Question:

Do post marketing safety reports need to be reported to the IRB?  Am I required to submit post marketing Suspected Unexpected Serious Adverse Reaction (SUSAR) reports to the IRB?
– Manager, Pharmacovigilance, CRO

Response:

WCG IRB requires reporting of only those INDs safety reports that prompt a change to the protocol or consent document. We have based our guidance on the most current FDA recommendations, and it is our goal to try and encourage submission only of the items required and to avoid submission of non-reportable events, which causes delays in review and detracts from our mission of human participant protection. The FDA Guidance states the following:

“In general, an AE observed during the conduct of a study should be considered an unanticipated problem involving risk to human subjects, and reported to the IRB, only if it were unexpected, serious, and would have implications for the conduct of the study (e.g., requiring a significant, and usually safety-related, change in the protocol such as revising inclusion/exclusion criteria or including a new monitoring requirement, informed consent, or investigator’s brochure).”

FDA Guidance

Regarding post-marketing reports, if the product is marketed (in US or somewhere else) and used in a study overseen by WCG IRB, we’d want post-marketing reports if they indicated new risks.  For example, a SUSAR from one study not overseen by WCG with drug X could indicate an unanticipated risk to subjects for all studies with drug X, some of which WCG does oversee. While in practicality SUSARs are usually not reportable in and of themselves, the information that the sponsor is analyzing from the accumulation of information from them could be.

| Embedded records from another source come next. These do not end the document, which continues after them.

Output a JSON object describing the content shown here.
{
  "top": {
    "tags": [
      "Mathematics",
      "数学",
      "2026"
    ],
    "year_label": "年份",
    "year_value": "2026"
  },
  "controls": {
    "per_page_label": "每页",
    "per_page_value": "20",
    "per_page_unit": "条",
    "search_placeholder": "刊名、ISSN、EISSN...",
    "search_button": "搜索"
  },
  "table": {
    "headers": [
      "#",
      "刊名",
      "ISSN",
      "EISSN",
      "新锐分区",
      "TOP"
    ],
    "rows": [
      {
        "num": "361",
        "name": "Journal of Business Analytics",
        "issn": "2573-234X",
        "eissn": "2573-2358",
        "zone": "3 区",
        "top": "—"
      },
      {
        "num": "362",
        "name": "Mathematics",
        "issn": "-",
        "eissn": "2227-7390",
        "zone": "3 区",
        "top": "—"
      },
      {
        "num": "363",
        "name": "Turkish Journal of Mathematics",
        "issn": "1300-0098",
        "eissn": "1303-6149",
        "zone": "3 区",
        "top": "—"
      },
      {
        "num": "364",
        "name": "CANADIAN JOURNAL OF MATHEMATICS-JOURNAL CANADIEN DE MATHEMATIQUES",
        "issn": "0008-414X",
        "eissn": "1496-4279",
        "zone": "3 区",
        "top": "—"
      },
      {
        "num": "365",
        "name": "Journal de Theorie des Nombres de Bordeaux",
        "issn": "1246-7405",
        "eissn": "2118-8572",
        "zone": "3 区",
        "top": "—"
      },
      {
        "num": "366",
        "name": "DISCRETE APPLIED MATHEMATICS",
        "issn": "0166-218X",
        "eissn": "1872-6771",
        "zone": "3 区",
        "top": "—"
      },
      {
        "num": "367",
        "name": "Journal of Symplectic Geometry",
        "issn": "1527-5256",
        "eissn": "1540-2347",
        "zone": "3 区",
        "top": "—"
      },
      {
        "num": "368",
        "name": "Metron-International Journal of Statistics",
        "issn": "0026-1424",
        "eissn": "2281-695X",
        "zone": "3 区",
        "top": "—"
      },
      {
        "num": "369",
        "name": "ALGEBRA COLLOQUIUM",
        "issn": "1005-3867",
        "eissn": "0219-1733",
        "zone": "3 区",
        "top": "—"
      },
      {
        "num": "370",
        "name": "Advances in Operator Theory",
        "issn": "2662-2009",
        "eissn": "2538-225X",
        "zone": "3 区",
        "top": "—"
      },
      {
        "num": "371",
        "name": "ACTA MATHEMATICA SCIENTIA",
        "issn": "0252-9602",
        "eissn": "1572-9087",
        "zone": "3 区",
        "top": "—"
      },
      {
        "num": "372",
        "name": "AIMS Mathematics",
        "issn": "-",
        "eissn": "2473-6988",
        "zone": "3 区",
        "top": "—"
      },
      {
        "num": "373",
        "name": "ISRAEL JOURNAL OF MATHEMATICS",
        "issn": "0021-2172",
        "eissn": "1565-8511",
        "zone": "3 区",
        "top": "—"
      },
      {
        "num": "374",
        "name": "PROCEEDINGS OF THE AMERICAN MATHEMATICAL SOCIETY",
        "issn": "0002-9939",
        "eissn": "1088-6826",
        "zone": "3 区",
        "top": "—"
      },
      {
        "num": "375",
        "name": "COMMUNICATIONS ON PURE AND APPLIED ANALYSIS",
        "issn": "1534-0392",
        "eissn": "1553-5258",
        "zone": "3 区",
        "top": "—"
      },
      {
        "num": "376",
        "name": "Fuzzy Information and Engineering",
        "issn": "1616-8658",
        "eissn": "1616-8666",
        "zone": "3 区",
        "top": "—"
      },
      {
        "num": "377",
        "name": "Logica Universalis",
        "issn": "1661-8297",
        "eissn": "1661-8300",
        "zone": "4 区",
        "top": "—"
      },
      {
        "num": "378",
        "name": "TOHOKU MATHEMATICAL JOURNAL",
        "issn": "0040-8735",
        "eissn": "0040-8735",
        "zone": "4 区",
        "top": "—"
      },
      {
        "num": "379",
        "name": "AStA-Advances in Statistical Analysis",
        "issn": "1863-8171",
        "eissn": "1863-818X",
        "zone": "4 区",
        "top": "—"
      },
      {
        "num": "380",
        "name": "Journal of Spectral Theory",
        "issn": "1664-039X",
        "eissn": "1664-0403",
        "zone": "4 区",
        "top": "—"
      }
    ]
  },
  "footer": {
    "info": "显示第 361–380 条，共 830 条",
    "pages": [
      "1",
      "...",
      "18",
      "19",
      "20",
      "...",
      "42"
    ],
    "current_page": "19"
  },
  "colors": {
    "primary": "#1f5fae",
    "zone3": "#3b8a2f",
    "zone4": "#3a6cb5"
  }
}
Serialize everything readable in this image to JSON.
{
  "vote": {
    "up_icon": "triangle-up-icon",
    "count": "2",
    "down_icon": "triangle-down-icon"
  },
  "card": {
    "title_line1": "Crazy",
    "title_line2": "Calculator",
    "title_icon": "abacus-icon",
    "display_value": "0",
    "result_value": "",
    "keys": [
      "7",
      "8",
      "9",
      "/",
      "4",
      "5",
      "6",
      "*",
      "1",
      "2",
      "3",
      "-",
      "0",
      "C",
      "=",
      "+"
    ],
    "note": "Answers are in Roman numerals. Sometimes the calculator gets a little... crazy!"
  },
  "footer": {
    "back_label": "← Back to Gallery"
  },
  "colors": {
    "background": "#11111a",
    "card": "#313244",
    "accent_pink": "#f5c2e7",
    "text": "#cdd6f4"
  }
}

It is also important to note that WCG IRBs require reporting to the IRB of any findings from a closed study when the findings materially affect the safety and medical care of past patients.  Findings should be reported for up to two years after the closure of the study.